The blend of energy medicine and massage therapy can be one of the vital connections between patients and their chemotherapy or radiation treatments. Complementary care, defined as therapeutic disciplines that are used together with conventional medicine, frequently allows patients to experience reduced pain, stress, and even nausea. When the body can relax, side effects of chemotherapy such as headaches, peripheral neuropathy in hands and feet, bruising, and injection site pain are reduced, according to responses from our patients. The complementary care providers assist patients in “jump-starting” their natural, built-in ability to change how they feel.
History of the Complementary Care Program
In 2010 a three-month pilot program of Healing Touch complementary care was implemented at Saint Paul Cancer Center by Julie Weaver, Healing Touch Practitioner who spent one afternoon each week in the chemotherapy bay offering this modality at no charge to patients who were interested. A pre and post-test based on self-report was conducted with each patient using the 1-10 scale to assess pain, nausea and anxiety. The final aggregate score showed an overall 58% reduction in these symptoms. The positive reception from patients led to expanding the program to additional clinics.
Since then, Weaver has formed a working relationship with Globe University’s Massage Therapy Program to offer a site for them to do their 45-hour senior internships on a volunteer basis. The program is now offered at our Edina Clinic and Maplewood Cancer Center.
Clear Benefits to Patients
Weaver continues to keep summary reports on the patients who have received complementary care. The patients’ individual assessments of their own pain, stress, and nausea are noted before complementary care is provided and the patient is asked to assess their pain, stress, and nausea before and after each session is completed. The quarterly reports continue to show self-assessed changes ranging from 48% to 59.6% less pain, stress, and nausea than before received complementary care.
Some comments from the patients after their session include “I can’t believe how relaxing this is. I feel great!” “My headache is gone.” “I feel like I could float away.”
2013 Oncology Massage Healing Summit
Weaver recently attended the 2013 Oncology Massage Healing Summit, held at Northwestern Health Sciences University in Bloomington, Minnesota. The three-day conference focused on oncology massage techniques and other modalities designed specifically to help massage therapists work effectively with clients who have cancer.

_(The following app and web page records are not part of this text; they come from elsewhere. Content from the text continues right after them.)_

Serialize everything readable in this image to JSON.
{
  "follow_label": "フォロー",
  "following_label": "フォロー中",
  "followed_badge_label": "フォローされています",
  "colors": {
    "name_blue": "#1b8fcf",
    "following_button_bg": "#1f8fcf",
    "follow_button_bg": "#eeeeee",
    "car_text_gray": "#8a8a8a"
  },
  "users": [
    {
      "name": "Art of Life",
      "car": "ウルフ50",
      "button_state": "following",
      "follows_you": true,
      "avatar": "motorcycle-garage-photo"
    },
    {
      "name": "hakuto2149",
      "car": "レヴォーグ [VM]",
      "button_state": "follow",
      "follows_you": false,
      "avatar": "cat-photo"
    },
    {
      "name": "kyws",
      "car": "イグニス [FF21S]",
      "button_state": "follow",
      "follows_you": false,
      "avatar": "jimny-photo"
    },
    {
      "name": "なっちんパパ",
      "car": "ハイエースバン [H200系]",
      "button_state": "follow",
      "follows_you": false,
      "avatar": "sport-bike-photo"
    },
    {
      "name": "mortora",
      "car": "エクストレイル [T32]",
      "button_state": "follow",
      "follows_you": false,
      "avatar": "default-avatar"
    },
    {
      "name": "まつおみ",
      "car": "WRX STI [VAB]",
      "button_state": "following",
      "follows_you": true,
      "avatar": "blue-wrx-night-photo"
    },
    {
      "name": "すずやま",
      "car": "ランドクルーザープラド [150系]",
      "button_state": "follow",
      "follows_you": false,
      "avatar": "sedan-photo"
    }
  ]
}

Megan Cole, award-winning actor of the Broadway stage and keynote speaker at the conference, Cole has performed at M.D. Anderson Cancer Center in Houston, and the Mayo Clinic Continuing Nursing Education Conference, teaching the art of compassion to medical students and providing techniques on how to regain it after burnout in the healing professions. Cole’s keynote address pointed out that massage therapists can be on the forefront of helping clients/patients release grief through oncology massage. All the fears of aloneness – the “anticipatory grief” – for what we’ve lost to cancer: independence, mobility, dignity are often the same things we feel if we live, and age, all alone.
Cole’s seminar session, “Hearing True Voices from the Healing Arts” discussed how to regain a sense of compassion when working in the healing professions, where burnout can be commonplace. She called all art – poetry, music, theater, and visual – the “healing arts” because through art, healthcare providers can experience a situation, a condition, a loss “at a distance”, where healthcare providers are not in front of their patients with physical and emotional needs. We can experience what others are going through, relate to it, and learn from it by seeing a play or reading poetry or viewing art, thereby regaining our compassion for others’ experiences. Cole says art “offers a direct road to the recovery of our compassion.”
Isabel Adkins, BA, CMT, CMLDT, developed and is the primary instructor for the 300-hour certification program in Oncology Massage – Blending East with West™ at the Massage Therapy Institute in Davis, CA. Her work includes integrating comfort-based massage with Eastern bodywork modalities to strengthen the body during cancer treatment, disease and its trauma. Adkins says Stress, chemotherapy, surgery, contemporary life itself – all stir up the “fight or flight” part of our brain, the part that has been with us since humans fought nature for survival.
This part of our brain works against Heart Chi, which simply wants all our organs to work well together, to be integrated in a whole being, helping us relate to others in our lives. Adkins says our contemporary culture is one of “spinning”, not allowing us to sit, to think, to be quiet. She says Heart Chi craves “devotion to the tasks at hand” and not to multi-tasking, as is prevalent in our culture.
A Way to Stop the Spinning
Even in a busy chemotherapy clinic, there is an oasis of quiet and relaxation, because our complementary care providers work one-on-one with patients, being open and attentive to just that person for the duration of their session together.
Weaver summarizes the complementary care program at Minnesota Oncology as a quiet, effective way to “stop the spinning” for a while. “Those of us who provide Energy Medicine or massage therapy help our patients toreconnect themselves,” she observes. “We are present just for them.”